However, patients with chronic pain, or lupus patients with other conditions that are on the above list, may qualify for a recommendation. To receive a recommendation, a certified physician would first have to meet with and diagnose the person requesting the recommendation with one of the qualifying conditions. During the meeting, the physician may choose to not recommend medical marijuana if they feel it would not help the person or be dangerous or cause harm. 

Can Marijuana Help Lupus Patients?

So, while lupus is not a qualifying condition for medical marijuana, that does not mean that someone with lupus would not benefit from using medical marijuana products. Many symptoms of lupus could be reduced or controlled by medical marijuana based on current research. 

To start, we have to look back at the endocannabinoid system (ECS). The ECS has been implicated in a huge amount of body systems, including memory, cognition, and, importantly, the immune system. With lupus being an autoimmune disease, the ECS was a logical starting point for research on how marijuana may interact with lupus. Luckily, this research was not in vain either, and it was found that people with systemic lupus erythematosus had an altered ECS [1]. This finding may lead to cannabis-based therapies in the future for patients with lupus and other autoimmune conditions. 

Another benefit of marijuana lies in its anti-inflammatory properties [2]. Lupus is often treated with NSAIDs, a class of drugs that stands for Non-Steroidal Anti-Inflammatory Drugs. NSAIDs are often one of the first treatments used by physicians to help lupus patients due to their relatively mild side effects. There have been many cases of people being able to trade in NSAIDs, and analgesics, for medical marijuana with success, and some synthetic cannabinoids are now commonly used and have been approved by the FDA [3].
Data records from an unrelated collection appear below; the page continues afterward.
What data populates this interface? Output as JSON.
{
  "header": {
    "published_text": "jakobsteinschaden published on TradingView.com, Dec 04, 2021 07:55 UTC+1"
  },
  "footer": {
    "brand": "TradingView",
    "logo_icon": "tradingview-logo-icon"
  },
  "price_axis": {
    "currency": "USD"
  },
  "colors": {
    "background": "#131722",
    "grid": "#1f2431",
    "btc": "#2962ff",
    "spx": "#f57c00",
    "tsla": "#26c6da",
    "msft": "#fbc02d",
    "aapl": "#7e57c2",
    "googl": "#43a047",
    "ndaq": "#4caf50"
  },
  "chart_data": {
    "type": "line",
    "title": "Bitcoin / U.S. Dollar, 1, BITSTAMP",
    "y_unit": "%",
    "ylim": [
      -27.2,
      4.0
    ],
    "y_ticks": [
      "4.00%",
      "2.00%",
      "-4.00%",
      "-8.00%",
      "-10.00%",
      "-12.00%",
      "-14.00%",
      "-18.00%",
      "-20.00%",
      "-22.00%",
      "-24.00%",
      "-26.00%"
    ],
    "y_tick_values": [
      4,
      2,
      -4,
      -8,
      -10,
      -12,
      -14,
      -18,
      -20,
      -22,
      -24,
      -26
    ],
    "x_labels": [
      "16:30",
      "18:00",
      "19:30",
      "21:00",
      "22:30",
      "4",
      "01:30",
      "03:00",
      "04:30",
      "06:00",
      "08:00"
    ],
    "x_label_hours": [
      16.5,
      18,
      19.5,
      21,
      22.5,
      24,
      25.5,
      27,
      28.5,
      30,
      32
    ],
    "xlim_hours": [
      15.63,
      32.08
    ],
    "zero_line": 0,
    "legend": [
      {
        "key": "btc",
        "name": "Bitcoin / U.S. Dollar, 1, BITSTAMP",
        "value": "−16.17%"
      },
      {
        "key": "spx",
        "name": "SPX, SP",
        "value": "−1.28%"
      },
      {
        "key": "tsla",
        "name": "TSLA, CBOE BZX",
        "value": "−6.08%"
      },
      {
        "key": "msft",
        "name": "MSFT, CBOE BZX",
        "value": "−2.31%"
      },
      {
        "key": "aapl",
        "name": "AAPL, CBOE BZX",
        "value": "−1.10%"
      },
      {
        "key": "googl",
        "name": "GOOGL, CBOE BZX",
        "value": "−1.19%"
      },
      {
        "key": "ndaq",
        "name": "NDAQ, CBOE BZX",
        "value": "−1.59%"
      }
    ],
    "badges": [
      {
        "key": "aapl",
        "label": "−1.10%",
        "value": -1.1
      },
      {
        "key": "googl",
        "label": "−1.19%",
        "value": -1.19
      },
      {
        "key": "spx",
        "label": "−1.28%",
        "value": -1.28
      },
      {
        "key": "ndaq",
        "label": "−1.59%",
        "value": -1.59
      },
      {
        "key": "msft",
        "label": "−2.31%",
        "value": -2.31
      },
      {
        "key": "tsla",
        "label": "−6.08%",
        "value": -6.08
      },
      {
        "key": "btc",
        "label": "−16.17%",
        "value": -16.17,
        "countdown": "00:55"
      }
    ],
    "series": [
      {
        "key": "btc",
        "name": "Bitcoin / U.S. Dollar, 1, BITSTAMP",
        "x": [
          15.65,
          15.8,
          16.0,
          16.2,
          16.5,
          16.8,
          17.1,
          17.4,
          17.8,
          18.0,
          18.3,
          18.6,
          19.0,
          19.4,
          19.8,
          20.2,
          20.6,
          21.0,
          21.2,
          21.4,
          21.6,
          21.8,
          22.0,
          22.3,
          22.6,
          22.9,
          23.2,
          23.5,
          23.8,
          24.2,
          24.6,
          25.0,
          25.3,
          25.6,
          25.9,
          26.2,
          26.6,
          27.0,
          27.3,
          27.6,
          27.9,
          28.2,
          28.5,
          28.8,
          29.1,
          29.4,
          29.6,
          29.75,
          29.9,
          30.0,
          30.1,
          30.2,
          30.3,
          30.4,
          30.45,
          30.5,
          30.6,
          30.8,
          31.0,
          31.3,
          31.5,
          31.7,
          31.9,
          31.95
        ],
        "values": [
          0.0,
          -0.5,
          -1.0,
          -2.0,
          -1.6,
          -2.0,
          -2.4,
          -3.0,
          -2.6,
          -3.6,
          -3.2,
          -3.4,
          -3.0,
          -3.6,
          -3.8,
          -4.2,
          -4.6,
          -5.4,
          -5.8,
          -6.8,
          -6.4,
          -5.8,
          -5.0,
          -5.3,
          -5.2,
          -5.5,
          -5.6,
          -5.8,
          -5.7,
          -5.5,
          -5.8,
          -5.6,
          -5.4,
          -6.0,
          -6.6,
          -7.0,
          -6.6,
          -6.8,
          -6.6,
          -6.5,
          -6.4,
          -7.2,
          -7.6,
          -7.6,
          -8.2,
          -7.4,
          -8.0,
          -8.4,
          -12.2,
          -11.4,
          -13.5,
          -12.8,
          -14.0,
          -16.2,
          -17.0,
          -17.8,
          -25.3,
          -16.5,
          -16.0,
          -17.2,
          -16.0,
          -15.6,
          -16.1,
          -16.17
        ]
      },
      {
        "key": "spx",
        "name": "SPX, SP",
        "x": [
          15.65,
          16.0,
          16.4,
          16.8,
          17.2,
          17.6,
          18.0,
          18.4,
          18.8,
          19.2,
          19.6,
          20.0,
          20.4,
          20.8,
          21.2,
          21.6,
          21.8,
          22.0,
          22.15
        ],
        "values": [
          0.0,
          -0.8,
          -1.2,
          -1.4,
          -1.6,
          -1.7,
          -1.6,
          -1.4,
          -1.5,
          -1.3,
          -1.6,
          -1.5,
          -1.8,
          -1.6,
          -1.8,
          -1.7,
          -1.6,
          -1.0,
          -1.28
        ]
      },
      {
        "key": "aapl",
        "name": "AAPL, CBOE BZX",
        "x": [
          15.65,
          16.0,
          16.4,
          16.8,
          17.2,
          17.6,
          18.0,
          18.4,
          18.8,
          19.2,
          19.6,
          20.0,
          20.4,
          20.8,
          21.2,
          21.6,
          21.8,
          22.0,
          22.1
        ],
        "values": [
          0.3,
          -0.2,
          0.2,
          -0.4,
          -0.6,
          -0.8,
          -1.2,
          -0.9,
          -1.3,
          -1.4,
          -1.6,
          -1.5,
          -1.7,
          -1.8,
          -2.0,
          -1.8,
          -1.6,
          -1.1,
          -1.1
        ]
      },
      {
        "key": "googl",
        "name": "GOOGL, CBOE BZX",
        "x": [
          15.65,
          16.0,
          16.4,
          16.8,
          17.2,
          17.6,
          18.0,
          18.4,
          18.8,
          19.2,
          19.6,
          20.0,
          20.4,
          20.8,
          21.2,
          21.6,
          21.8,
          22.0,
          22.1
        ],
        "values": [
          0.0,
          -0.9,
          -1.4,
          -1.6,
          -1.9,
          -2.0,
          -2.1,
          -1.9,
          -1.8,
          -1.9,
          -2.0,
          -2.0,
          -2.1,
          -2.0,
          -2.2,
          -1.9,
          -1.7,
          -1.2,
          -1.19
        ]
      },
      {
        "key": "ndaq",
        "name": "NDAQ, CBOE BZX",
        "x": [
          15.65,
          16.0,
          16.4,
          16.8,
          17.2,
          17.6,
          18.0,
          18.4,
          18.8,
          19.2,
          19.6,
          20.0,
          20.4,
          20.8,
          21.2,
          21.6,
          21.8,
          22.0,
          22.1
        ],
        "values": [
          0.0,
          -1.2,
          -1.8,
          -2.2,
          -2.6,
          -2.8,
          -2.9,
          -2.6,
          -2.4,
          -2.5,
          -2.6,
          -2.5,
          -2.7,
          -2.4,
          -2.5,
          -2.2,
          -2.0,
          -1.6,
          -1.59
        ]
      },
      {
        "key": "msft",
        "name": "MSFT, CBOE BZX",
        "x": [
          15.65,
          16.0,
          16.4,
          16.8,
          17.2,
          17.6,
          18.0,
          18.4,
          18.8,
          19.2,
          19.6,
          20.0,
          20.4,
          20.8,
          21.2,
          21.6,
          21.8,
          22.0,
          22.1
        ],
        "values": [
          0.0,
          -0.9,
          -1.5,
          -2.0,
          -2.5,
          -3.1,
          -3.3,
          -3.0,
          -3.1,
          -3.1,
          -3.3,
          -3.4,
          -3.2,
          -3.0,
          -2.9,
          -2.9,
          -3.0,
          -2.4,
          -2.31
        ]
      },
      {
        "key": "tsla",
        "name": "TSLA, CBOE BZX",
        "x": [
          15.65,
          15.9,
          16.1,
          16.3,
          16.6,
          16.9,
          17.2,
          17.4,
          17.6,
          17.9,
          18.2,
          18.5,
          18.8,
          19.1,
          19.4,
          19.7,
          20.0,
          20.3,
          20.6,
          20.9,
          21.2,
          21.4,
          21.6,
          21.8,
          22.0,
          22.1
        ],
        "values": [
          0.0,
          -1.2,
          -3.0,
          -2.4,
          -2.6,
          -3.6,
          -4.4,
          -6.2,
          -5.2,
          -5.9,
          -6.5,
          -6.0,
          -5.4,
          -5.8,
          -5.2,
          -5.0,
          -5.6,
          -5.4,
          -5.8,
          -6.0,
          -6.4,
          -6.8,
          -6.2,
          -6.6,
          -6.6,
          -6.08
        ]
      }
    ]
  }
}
Medical marijuana also does not have to be the only treatment a lupus patient uses, it also works great as a complement to the medications and therapies they are already using! In these cases, marijuana may be able to raise the patient’s quality of life beyond what it already is. Before doing so, however, it is important to speak with a certified physician before making any changes to an established care plan. If you need help finding a certified Ohio medical marijuana physician, DocMJ can help! Our website offers answers to frequently asked questions, more blog posts, and an eligibility survey which can tell you if you pre-qualify for a recommendation in just 5 minutes or less. 


[1] Endocannabinoid system in systemic lupus erythematosus: First evidence for a deranged 2-arachidonoylglycerol metabolism 

[2] Cannabis sativa L. and Nonpsychoactive Cannabinoids: Their Chemistry and Role against Oxidative Stress, Inflammation, and Cancer

[3] Cannabinoids in the management of difficult to treat pain